Pierce: I don’t know. I saw the report at the end of the second to last day, and out of 98, I was ranked 9th-

Sutton: Dang. That’s pretty good.

Pierce: (Laughs) Yeah, I’ll- I’ll take it, um, I don’t know where I finished at last, quite frankly I had a pretty good last day so I don’t know, I might have moved up a spot or two in the rankings.


Sutton: That’s great. What was the most valuable takeaway, or lesson you learned from Boys’ State or Nation?

Pierce: Not to discredit Boys’ State, it was a great program, and any sophomore or junior reading this in the paper: apply for it when you can. But Boys’ Nation was definitely the more formative experience. So the major takeaway I got from that was: Check your ego at the door. In anything that you go into, if you assume that you’re gonna be the most intelligent, or the most constitutionally literate, or the best public speaker there, you are wrong. Because I met, in my opinion, the brightest men in the country that’re my age. Y’know I could talk to people about policy ideas and they were able to challenge me in ways I’ve never been challenged before. I can’t be challenged as much here as I can be with such talented youth. So the greatest takeaway I can get is: any situation you find yourself in, check your ego at the door and get ready to learn from people who know more than you.


Sutton: Do you hope to pursue a career in politics?

Pierce: Yes I do.

Sutton: What inspired your political aspirations?

Pierce: That’s funny, that’s actually what I based my speeches off of at Boys’ State to get to Boys’ Nation. It’s a very simple desire to better society. A lot of people, including myself have had… non-auspicious upbringings, and a large part of that is a result of unfair legislature and unfair policy that has been inflicted upon us by the state or by the national government- things along the lines of complicated tax codes, sexist judicial system. Things I have personally experienced, and I know others have experienced. So my desire as- I don’t like the word politician, as a statesmen, if you really want to romanticize it- is to simply ameliorate the situations of those that can’t speak for themselves.


Sutton: How do you feel about the current political climate?

Pierce: I think- I think it gets a bad rap. However, that’s not to say that it’s good; it’s that it’s better than people think it is. Discourse is taking place; however, we only like to talk about the negative, because it’s easier to talk about. I have a lot of hope for the future. As I said, I met the most politically minded young men in the country. There’s a lot of bright minds, and there’s a lot of people that are ready to compromise to improve our nation. I think we’re transitioning away from politicians and I think we’re gonna see some real statesmen pop up in the next ten to twenty years.
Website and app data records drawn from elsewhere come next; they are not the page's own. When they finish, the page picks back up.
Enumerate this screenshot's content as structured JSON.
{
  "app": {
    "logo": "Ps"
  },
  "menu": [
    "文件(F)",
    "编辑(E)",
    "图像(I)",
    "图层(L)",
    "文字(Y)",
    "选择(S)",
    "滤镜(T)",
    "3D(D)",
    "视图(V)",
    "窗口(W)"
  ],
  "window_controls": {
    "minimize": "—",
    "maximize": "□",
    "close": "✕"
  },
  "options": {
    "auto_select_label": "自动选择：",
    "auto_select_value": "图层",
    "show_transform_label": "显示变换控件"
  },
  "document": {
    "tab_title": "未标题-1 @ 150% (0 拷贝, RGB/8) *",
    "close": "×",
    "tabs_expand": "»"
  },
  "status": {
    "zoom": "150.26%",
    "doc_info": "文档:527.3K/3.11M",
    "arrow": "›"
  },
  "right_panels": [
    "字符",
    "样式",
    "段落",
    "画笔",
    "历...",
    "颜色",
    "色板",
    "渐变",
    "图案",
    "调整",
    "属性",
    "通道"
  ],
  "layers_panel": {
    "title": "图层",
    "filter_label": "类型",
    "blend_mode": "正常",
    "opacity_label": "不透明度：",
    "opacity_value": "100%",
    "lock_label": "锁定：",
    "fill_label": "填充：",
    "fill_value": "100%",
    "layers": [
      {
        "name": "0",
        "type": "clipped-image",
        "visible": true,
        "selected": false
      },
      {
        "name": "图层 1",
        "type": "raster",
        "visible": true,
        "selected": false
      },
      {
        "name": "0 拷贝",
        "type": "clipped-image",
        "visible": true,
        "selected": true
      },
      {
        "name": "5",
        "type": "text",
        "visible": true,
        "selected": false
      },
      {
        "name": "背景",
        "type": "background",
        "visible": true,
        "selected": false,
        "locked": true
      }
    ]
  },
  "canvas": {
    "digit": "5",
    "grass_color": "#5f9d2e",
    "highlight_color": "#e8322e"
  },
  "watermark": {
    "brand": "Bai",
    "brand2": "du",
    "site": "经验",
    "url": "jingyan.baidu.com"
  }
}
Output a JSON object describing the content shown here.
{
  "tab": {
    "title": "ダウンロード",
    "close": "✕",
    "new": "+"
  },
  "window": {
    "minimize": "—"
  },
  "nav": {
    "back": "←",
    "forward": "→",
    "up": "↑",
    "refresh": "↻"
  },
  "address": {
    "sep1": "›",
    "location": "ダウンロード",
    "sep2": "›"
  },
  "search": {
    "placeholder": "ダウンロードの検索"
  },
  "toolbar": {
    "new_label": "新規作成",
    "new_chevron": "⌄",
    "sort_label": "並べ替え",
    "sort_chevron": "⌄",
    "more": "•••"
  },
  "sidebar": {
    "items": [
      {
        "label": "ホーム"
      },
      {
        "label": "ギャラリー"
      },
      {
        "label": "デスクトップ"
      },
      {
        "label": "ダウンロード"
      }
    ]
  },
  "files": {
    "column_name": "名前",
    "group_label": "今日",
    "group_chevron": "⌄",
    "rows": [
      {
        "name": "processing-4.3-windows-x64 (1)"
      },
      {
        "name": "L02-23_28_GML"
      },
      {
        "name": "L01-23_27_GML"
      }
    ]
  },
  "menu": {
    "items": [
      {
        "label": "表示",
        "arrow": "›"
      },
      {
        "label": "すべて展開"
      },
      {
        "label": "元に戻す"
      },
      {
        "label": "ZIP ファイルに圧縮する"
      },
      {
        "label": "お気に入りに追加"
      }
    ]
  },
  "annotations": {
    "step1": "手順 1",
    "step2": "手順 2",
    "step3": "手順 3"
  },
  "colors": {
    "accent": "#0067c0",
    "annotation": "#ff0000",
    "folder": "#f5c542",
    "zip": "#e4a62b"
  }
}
We have people that genuinely love our nation and are just looking for a power grab.


Sutton: Congress right now is a little less than 20% female. Do you think that the exclusively male Boys’ Nation is negatively affecting [the situation] or do you think it should be considered separately?

Pierce: It’s not as publicized as it should be, however there is a Girls’ State and a Girls’ Nation. As opposed to being run by the American Legion (the largest veterans organization in America), Girls’ State and Girls’ Nation is run by the American Legion Auxiliary, which is essentially their female offshoot. Boys State programs have about 25,000 participants; from what I read, Girls’ State programs have about 17,000. Which is good. It’s not good enough. You should see those numbers close to equal. However, I did have the opportunity to meet with some of the girls at Girls’ Nation, and you will see, within the next 10, 20, 30 years, a much more even distribution, quite simply because we are giving girls the opportunity to succeed in these kinds of fields. In the past, it was inequality of opportunity, however, now we see more equality of opportunity, and that will result, I hope, I believe, in equality.
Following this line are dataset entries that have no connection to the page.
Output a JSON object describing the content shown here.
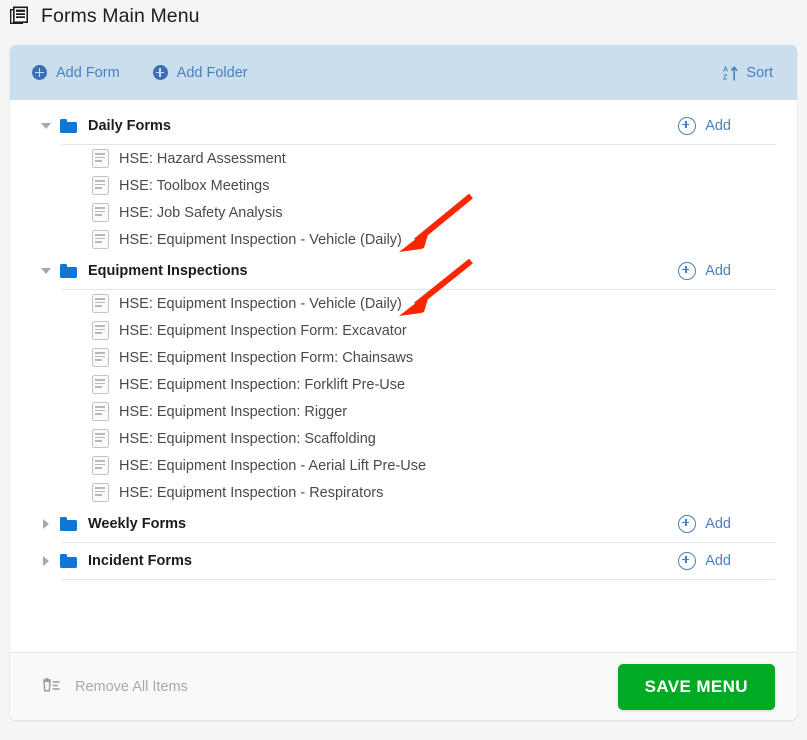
{
  "page": {
    "title": "Forms Main Menu",
    "title_icon": "forms-stack-icon",
    "background_color": "#f5f5f5"
  },
  "toolbar": {
    "background_color": "#cbdeed",
    "accent_color": "#4a7fbf",
    "add_form_label": "Add Form",
    "add_folder_label": "Add Folder",
    "sort_label": "Sort",
    "sort_icon": "sort-az-ascending-icon"
  },
  "tree": {
    "folders": [
      {
        "name": "Daily Forms",
        "expanded": true,
        "add_label": "Add",
        "items": [
          {
            "name": "HSE: Hazard Assessment"
          },
          {
            "name": "HSE: Toolbox Meetings"
          },
          {
            "name": "HSE: Job Safety Analysis"
          },
          {
            "name": "HSE: Equipment Inspection - Vehicle (Daily)"
          }
        ]
      },
      {
        "name": "Equipment Inspections",
        "expanded": true,
        "add_label": "Add",
        "items": [
          {
            "name": "HSE: Equipment Inspection - Vehicle (Daily)"
          },
          {
            "name": "HSE: Equipment Inspection Form: Excavator"
          },
          {
            "name": "HSE: Equipment Inspection Form: Chainsaws"
          },
          {
            "name": "HSE: Equipment Inspection: Forklift Pre-Use"
          },
          {
            "name": "HSE: Equipment Inspection: Rigger"
          },
          {
            "name": "HSE: Equipment Inspection: Scaffolding"
          },
          {
            "name": "HSE: Equipment Inspection - Aerial Lift Pre-Use"
          },
          {
            "name": "HSE: Equipment Inspection - Respirators"
          }
        ]
      },
      {
        "name": "Weekly Forms",
        "expanded": false,
        "add_label": "Add",
        "items": []
      },
      {
        "name": "Incident Forms",
        "expanded": false,
        "add_label": "Add",
        "items": []
      }
    ]
  },
  "footer": {
    "remove_all_label": "Remove All Items",
    "remove_all_icon": "trash-list-icon",
    "save_label": "SAVE MENU",
    "save_color": "#00aa22"
  },
  "annotations": {
    "color": "#fa2600",
    "arrows": [
      {
        "label": "arrow-to-daily-vehicle-form"
      },
      {
        "label": "arrow-to-equipment-vehicle-form"
      }
    ]
  }
}
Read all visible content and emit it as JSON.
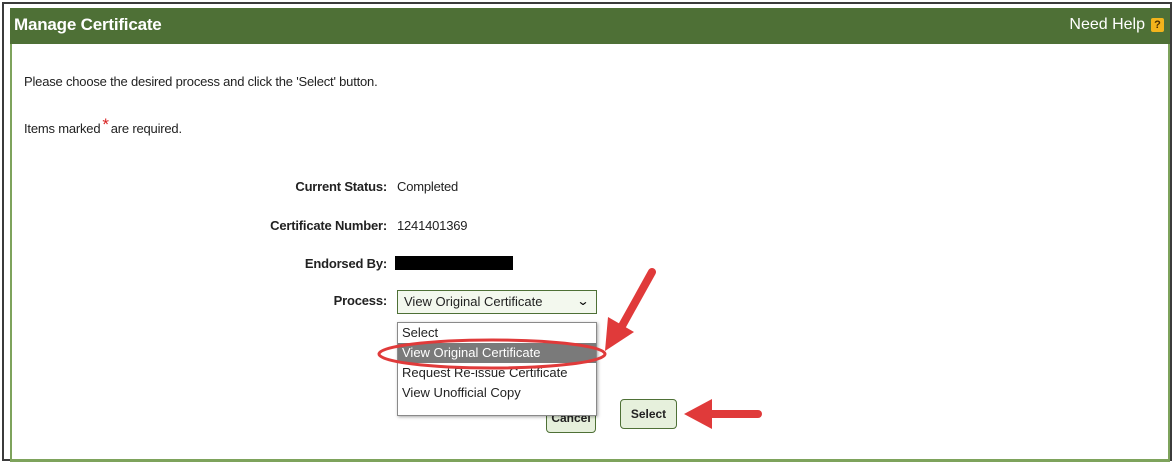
{
  "header": {
    "title": "Manage Certificate",
    "help_label": "Need Help",
    "help_icon": "?"
  },
  "instructions": {
    "line1": "Please choose the desired process and click the 'Select' button.",
    "line2_prefix": "Items marked",
    "line2_star": "*",
    "line2_suffix": "are required."
  },
  "fields": {
    "status_label": "Current Status:",
    "status_value": "Completed",
    "cert_label": "Certificate Number:",
    "cert_value": "1241401369",
    "endorsed_label": "Endorsed By:",
    "process_label": "Process:"
  },
  "process_select": {
    "selected": "View Original Certificate",
    "caret": "⌄",
    "options": [
      "Select",
      "View Original Certificate",
      "Request Re-issue Certificate",
      "View Unofficial Copy"
    ]
  },
  "buttons": {
    "cancel_label": "Cancel",
    "select_label": "Select"
  },
  "colors": {
    "header_bg": "#4e7036",
    "annotation": "#e03a3a",
    "required_star": "#d81d1d"
  }
}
Aidan Pierce’s latest endeavor, his Eagle Scout Project, is located at both Hingham Middle School and Hingham High School: collection boxes to make the proper disposing of American flags easier. He hopes the project will inspire respect for the American flag and dissuade teachers from using their flags until they are tattered and overused.